Nicholas Ray (1950) 93 mins – PG
Ray’s extraordinarily vivid and bitterly romantic Hollywood “valentine” features Humphrey Bogart as a cynical, dangerously violent and failed screenwriter, wrongfully accused of murder, who escapes to the brief idyll of a relationship with neighbour Grahame (who was separating from Ray at the time). Exquisitely shot by Burnett Guffey and based on Dorothy B. Hughes’ brilliantly disturbing novel, this is one Ray’s defining works, a brutally honest and painfully tender portrait of vulnerable, damaged lives and the illusory dreams of old Hollywood. A key film of the 1960s Bogart cult, and for many Grahame’s greatest, most soulful performance.
8:50pm THE BAD AND THE BEAUTIFUL
Vincente Minnelli (1952) 118 mins – PG
This rise-and-fall tale of an anti-heroic but charismatic producer (Kirk Douglas) is one of the great films about Hollywood, whose tawdriness is revealed and subsumed by Minnelli’s lush but intense visual style. Playfully reworking the form of Citizen Kane, the life of a “great man” is viewed in flashback and from different perspectives. This self-consciously ironic MGM opus alludes to the legends of Hitchcock, Lewton, Welles, Stroheim and, most potently, David O. Selznick. Featuring an appropriately all-star cast including Lana Turner, Walter Pidgeon, Gilbert Roland and Dick Powell, its emotional centre lies in Grahame’s wonderful Oscar-winning performance.
35mm print courtesy of the BFI National Archive.
7:00pm THE BIG HEAT
Fritz Lang (1953) 90 mins – PG

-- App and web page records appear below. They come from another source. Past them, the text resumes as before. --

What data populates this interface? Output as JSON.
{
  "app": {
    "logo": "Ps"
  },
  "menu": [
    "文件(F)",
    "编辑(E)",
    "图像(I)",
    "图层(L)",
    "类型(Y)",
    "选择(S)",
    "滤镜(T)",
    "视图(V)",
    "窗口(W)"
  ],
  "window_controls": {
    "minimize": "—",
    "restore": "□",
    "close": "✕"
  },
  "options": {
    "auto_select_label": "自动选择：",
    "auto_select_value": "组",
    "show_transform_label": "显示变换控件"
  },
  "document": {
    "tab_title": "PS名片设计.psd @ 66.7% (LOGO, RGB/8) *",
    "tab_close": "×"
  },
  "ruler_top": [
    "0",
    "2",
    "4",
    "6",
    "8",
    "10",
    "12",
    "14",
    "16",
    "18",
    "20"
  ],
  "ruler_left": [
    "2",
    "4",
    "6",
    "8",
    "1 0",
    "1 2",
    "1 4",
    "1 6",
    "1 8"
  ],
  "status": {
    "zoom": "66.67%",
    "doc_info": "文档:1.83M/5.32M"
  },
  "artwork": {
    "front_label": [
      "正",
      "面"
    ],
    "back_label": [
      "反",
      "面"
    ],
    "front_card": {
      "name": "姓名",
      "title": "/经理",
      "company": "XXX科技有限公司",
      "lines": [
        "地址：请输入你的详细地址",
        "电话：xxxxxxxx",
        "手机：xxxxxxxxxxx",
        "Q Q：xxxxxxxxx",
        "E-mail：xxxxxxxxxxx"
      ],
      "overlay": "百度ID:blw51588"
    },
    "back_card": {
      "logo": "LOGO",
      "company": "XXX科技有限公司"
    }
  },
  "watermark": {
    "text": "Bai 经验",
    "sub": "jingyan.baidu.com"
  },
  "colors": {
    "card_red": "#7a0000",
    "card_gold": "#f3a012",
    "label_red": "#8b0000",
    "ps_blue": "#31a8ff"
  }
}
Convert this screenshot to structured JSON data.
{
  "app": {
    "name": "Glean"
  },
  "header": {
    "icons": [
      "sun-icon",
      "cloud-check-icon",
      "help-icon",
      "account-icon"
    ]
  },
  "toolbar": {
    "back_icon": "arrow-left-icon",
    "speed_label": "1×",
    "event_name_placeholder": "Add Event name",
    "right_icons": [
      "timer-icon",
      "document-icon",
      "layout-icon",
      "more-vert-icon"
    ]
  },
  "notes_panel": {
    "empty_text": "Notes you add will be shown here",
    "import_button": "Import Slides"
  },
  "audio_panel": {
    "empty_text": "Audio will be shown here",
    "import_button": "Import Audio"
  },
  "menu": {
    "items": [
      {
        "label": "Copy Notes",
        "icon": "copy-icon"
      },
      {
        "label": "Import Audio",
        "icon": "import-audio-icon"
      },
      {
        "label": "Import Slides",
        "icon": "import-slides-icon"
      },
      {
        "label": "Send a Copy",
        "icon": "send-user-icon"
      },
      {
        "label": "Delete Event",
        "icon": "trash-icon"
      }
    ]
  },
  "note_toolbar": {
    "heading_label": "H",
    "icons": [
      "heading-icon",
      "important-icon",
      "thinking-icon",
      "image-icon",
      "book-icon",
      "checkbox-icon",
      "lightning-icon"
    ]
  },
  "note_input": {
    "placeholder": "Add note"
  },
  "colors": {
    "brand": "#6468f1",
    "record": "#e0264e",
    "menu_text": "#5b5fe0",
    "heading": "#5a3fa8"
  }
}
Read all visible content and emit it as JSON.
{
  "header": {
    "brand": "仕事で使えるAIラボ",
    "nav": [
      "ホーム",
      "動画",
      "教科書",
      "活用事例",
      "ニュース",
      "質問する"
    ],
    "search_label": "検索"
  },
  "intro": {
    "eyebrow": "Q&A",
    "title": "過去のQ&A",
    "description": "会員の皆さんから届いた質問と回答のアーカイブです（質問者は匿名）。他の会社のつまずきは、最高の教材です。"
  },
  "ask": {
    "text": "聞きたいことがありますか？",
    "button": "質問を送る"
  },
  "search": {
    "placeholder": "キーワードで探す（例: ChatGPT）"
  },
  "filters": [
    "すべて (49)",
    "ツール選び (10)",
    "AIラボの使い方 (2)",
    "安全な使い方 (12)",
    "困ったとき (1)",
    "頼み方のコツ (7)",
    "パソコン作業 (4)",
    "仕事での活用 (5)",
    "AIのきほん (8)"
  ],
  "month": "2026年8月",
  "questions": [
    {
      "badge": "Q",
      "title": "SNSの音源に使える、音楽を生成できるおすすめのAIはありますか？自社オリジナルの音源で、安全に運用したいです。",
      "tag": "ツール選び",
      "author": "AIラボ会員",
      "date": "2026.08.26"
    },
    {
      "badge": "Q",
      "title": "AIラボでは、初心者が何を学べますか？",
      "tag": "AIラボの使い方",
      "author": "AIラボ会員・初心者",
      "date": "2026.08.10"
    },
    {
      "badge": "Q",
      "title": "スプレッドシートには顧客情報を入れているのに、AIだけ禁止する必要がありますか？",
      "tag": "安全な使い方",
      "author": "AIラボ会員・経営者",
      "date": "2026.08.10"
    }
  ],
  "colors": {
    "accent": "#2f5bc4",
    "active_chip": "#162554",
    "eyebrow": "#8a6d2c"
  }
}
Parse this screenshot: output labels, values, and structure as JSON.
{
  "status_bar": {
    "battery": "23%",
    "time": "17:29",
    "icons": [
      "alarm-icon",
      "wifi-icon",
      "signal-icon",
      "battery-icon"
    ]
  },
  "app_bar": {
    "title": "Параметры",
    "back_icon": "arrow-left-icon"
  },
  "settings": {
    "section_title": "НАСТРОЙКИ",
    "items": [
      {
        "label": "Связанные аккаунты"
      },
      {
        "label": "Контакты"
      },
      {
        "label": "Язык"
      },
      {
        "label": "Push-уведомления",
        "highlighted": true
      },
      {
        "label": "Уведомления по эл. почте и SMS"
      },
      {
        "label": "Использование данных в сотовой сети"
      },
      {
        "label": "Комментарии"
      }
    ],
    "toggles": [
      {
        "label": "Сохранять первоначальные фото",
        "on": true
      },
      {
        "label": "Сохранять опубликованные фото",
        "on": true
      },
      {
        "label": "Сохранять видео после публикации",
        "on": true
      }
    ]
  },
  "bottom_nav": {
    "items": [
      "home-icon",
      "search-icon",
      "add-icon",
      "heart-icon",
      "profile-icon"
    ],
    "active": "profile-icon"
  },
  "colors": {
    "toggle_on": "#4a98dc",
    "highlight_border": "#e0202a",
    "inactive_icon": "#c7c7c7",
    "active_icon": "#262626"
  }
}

A searing story of an obsessively self-righteous cop’s (Glenn Ford) determination to smash a crime syndicate responsible for his wife’s death. Of Lang’s American films, this brutish noir most successfully combines a “realist” narrative with the more abstract concerns and design of his German films. The relationships between fate, justice, morality, individual guilt and society are traced across the paranoid and dense web-like connections between law enforcement and organised crime. Featuring a memorable young Lee Marvin as a sadistic henchman, it also includes one of Grahame’s most celebrated and sympathetic supporting performances.
8:45pm THE COBWEB
Vincente Minnelli (1955) 134 mins – PG
In a psychiatric clinic in Nebraska, professionals and patients clash over the choice of new drapes for the inhouse library. As with many melodramas, a seemingly insubstantial everyday veneer disguises a deeply sympathetic and troubled portrait of human frailty, conflict, trauma and psychosis. Minnelli’s keen eye for sweeping visuals, lush sets, expressive mise en scène and the suggestive tones of Eastmancolor compliment Grahame’s terrific performance as the flawed, frustrated wife of the clinic’s chief doctor (Richard Widmark). Also starring Lauren Bacall, Lillian Gish, Charles Boyer and Oscar Levant.
7:00pm SUDDEN FEAR
David Miller (1952) 110 mins – PG
Lauded as a “masterpiece” of dramatic construction by François Truffaut in his first-ever review for Cahiers du cinéma, this woman-in-distress noir stars Joan Crawford as a successful middle-aged Broadway playwright whose inheritance becomes the target of her new husband (Jack Palance) and his lover (Grahame, in one of several memorable noir roles from the late 1940s to the mid-1950s). Based on the novel by Edna Sherry and featuring stylish, moody visuals by acclaimed cinematographer Charles Lang, Miller’s film demonstrates Grahame’s brilliant capacity to play off a dominant star performer.
35mm print courtesy of the Chicago Film Society.
Edward Dmytryk (1947) 85 mins – Unclassified 15+
Grahame was nominated for a Best Supporting Actress Oscar for her breakout role as the brazen bar girl, Ginny Tremaine, in this early Hollywood treatment of antisemitism. Loosely based on Richard Brooks’ 1945 novel The Brick Foxhole, the film also explores the plight of soldiers, as trained killers, transitioning to civilian life and the dangers of demobilisation. Featuring a stellar cast of male actors including Robert Mitchum, Robert Young, Richard Benedict and Robert Ryan, it earned Dmytryk an Oscar nomination for Best Director and won the Best Social Film award at the 1947 Cannes Film Festival.
35mm print courtesy of the BFI National Archive.